What to work on
The lines of the records that include "leerjaar" should all be copied.

Recorded data
--------------------
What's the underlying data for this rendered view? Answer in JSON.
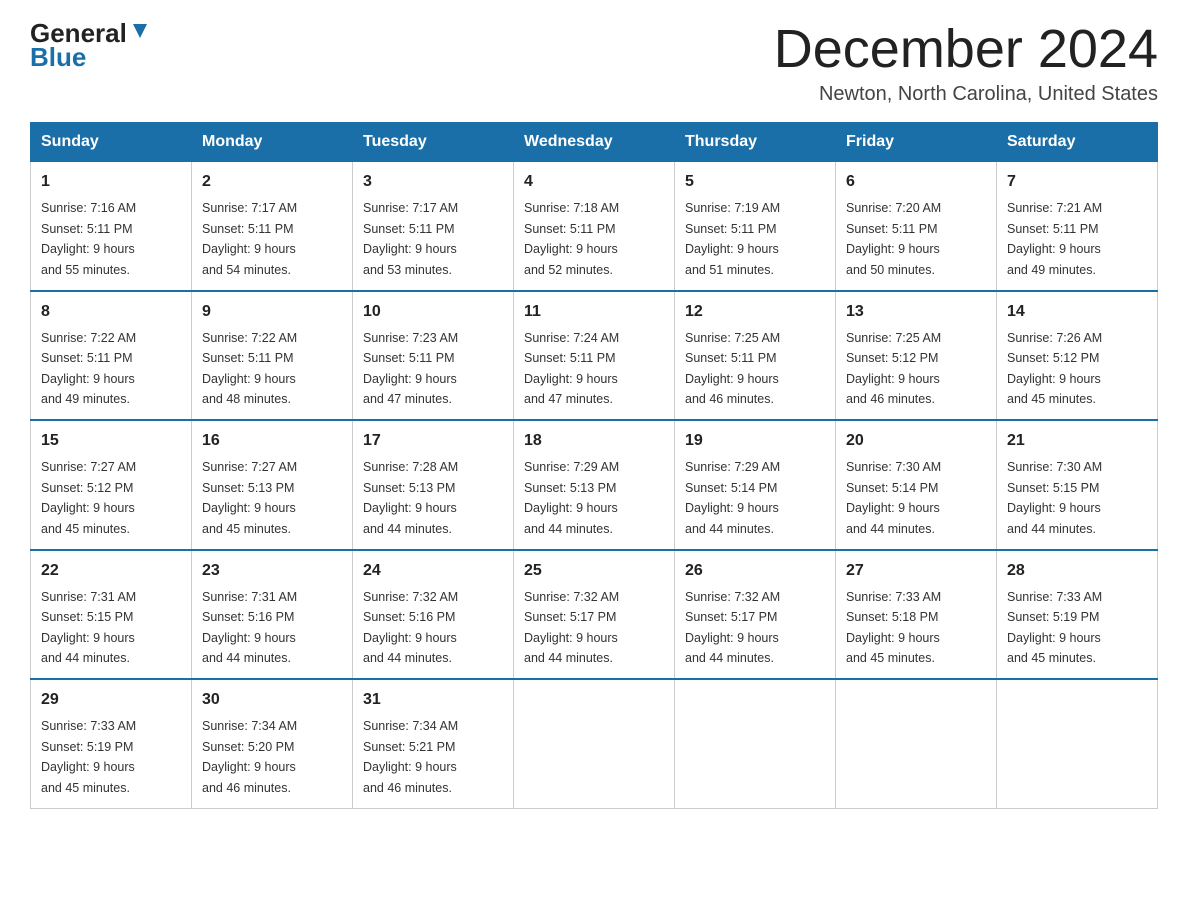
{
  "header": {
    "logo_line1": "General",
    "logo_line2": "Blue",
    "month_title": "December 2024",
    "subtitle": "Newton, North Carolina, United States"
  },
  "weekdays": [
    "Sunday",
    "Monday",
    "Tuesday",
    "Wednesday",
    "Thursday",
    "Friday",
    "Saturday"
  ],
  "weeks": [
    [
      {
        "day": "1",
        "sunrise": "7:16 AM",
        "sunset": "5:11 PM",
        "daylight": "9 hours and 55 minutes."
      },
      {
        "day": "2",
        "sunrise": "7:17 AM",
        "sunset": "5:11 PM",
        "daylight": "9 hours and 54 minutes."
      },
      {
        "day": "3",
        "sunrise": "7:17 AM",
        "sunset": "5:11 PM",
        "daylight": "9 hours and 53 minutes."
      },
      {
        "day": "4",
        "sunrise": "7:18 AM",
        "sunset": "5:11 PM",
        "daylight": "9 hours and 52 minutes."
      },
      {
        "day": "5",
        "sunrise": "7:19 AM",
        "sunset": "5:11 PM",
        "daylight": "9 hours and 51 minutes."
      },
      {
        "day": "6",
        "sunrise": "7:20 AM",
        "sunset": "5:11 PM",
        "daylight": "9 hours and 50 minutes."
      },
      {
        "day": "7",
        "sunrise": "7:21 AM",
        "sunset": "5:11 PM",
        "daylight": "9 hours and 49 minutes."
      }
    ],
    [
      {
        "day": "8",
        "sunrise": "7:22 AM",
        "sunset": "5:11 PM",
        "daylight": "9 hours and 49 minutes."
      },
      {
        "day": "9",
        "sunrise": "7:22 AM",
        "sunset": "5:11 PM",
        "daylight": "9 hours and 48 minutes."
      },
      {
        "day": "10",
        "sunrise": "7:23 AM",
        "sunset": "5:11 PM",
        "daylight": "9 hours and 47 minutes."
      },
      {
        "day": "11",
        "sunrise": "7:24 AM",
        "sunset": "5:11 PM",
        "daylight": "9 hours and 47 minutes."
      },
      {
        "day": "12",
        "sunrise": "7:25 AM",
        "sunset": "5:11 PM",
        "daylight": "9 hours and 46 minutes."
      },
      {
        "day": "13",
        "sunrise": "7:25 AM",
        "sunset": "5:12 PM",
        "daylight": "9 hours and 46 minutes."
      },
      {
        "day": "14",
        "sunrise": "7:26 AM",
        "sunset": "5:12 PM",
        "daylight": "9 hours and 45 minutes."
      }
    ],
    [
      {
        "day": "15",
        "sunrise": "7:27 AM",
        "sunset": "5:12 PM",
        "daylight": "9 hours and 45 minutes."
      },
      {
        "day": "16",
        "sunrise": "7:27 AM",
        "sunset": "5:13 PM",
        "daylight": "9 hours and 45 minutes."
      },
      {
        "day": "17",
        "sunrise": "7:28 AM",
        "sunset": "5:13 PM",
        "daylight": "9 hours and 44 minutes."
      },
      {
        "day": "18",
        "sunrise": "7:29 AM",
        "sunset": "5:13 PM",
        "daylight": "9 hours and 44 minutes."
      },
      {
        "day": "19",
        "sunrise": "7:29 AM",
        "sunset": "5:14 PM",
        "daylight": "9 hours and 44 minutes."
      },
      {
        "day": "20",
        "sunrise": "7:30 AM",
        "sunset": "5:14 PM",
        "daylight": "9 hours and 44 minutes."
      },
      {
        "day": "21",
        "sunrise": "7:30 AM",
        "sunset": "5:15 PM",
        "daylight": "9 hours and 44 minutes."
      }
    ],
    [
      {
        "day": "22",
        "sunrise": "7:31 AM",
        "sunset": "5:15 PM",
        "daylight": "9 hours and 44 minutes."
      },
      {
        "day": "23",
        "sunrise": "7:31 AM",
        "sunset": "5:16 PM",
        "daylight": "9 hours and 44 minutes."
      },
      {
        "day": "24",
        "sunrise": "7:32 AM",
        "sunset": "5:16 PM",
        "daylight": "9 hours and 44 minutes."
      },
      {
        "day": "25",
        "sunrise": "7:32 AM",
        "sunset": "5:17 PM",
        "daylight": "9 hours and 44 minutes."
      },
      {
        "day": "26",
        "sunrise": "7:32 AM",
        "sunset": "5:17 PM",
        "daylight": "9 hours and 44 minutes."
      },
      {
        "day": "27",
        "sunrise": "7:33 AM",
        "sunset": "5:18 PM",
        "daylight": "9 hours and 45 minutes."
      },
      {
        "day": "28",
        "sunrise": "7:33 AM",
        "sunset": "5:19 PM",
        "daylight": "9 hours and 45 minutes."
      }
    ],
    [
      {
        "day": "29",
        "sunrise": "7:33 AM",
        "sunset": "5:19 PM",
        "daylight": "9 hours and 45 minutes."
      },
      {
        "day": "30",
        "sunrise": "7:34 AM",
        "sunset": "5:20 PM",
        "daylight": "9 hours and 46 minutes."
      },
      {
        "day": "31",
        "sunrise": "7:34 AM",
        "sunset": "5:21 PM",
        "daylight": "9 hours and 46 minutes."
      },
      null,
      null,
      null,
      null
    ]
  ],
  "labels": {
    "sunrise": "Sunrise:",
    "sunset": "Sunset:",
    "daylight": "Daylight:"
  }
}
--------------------
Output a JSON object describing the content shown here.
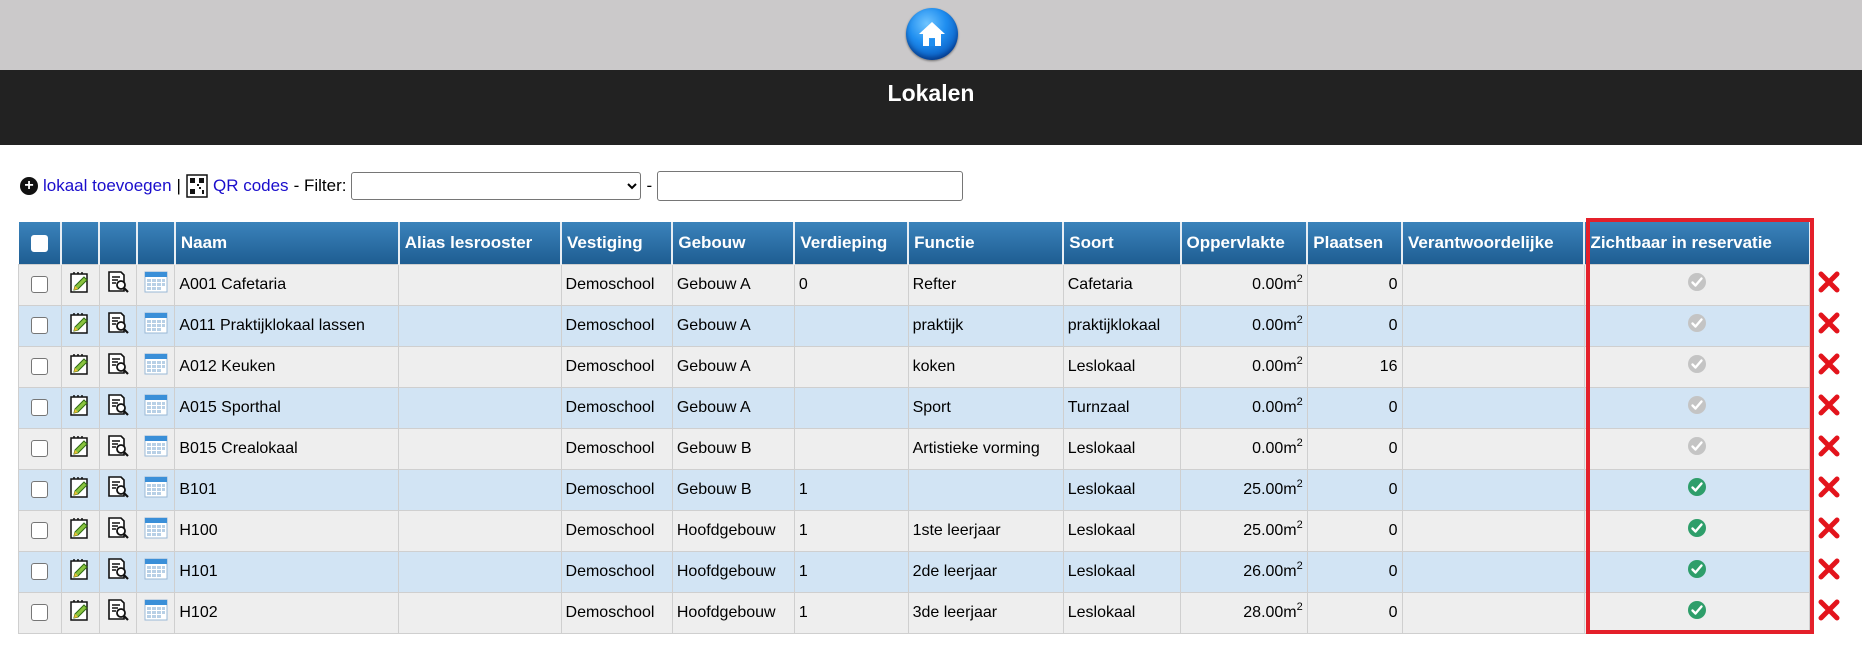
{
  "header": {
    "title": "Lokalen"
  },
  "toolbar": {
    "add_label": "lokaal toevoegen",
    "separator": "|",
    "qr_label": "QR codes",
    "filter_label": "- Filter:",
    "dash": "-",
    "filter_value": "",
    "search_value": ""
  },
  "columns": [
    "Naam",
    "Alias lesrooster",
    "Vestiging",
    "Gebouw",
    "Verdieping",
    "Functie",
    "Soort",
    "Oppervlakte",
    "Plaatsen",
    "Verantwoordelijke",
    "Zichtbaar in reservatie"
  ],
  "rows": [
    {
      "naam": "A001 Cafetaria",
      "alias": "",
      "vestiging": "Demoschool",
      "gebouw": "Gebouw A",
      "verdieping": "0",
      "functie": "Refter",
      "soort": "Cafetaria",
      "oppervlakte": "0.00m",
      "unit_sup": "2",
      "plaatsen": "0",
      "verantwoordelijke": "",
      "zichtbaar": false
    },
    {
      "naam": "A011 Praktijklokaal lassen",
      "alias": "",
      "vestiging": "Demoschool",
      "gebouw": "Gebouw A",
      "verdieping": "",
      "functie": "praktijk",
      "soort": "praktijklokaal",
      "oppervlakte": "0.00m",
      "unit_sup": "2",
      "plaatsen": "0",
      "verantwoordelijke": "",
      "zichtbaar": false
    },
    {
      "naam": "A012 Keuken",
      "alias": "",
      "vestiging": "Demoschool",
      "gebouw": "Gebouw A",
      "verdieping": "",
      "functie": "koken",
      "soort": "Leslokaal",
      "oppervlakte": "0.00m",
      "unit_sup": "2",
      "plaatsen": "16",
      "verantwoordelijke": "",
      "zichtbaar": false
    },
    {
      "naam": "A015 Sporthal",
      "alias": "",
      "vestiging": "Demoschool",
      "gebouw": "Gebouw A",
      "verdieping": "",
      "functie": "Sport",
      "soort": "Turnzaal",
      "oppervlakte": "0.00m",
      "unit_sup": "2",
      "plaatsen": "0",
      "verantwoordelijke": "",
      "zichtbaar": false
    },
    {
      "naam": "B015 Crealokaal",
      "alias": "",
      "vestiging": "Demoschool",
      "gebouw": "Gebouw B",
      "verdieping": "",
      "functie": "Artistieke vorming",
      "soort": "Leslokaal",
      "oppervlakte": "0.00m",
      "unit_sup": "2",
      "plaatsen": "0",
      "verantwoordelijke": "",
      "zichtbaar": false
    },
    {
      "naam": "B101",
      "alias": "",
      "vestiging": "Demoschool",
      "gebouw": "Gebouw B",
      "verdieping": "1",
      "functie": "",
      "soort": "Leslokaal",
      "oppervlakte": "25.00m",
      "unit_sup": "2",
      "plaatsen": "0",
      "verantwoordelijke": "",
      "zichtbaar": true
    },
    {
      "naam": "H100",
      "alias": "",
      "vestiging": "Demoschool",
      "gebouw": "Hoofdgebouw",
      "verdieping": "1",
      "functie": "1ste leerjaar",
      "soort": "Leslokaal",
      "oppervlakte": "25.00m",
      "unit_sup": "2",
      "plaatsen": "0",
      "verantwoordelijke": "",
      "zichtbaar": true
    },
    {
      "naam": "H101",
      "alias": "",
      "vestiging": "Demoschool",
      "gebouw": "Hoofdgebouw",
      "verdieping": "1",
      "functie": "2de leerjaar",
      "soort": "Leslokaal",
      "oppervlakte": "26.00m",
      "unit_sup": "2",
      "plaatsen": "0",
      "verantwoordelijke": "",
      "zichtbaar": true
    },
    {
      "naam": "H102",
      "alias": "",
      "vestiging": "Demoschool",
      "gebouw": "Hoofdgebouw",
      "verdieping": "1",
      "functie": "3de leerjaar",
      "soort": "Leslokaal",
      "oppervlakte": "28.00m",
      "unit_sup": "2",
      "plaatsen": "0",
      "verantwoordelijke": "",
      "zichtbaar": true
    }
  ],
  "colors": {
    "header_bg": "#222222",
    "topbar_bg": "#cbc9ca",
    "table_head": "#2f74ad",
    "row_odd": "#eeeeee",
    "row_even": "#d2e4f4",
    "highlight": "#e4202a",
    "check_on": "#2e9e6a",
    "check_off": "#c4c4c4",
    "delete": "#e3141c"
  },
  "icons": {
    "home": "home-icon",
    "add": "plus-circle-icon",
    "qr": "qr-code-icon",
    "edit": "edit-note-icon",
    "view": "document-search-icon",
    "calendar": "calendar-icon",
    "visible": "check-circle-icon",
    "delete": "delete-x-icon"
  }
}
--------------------
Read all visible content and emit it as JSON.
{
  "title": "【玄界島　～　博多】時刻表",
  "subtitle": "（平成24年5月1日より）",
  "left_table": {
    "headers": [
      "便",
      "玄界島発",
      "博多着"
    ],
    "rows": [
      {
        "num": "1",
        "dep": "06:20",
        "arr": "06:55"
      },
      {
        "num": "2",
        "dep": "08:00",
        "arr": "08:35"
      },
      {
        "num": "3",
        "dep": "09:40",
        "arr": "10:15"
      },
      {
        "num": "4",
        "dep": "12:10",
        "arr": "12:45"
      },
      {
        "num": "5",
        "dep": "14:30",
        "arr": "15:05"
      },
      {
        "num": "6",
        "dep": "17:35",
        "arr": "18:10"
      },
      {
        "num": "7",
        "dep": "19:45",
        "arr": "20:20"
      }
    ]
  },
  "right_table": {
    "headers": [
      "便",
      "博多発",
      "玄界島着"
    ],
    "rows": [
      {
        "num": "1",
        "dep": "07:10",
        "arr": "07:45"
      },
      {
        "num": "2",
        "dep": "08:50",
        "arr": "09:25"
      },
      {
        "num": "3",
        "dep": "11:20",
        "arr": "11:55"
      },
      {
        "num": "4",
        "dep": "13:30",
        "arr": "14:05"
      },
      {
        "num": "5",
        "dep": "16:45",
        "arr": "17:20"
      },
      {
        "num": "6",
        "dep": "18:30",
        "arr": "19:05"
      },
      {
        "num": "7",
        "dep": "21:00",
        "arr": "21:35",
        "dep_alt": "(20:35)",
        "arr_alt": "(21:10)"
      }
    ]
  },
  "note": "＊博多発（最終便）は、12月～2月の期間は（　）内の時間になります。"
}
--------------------
Your response
      "functie": "1ste leerjaar",
      "functie": "2de leerjaar",
      "functie": "3de leerjaar",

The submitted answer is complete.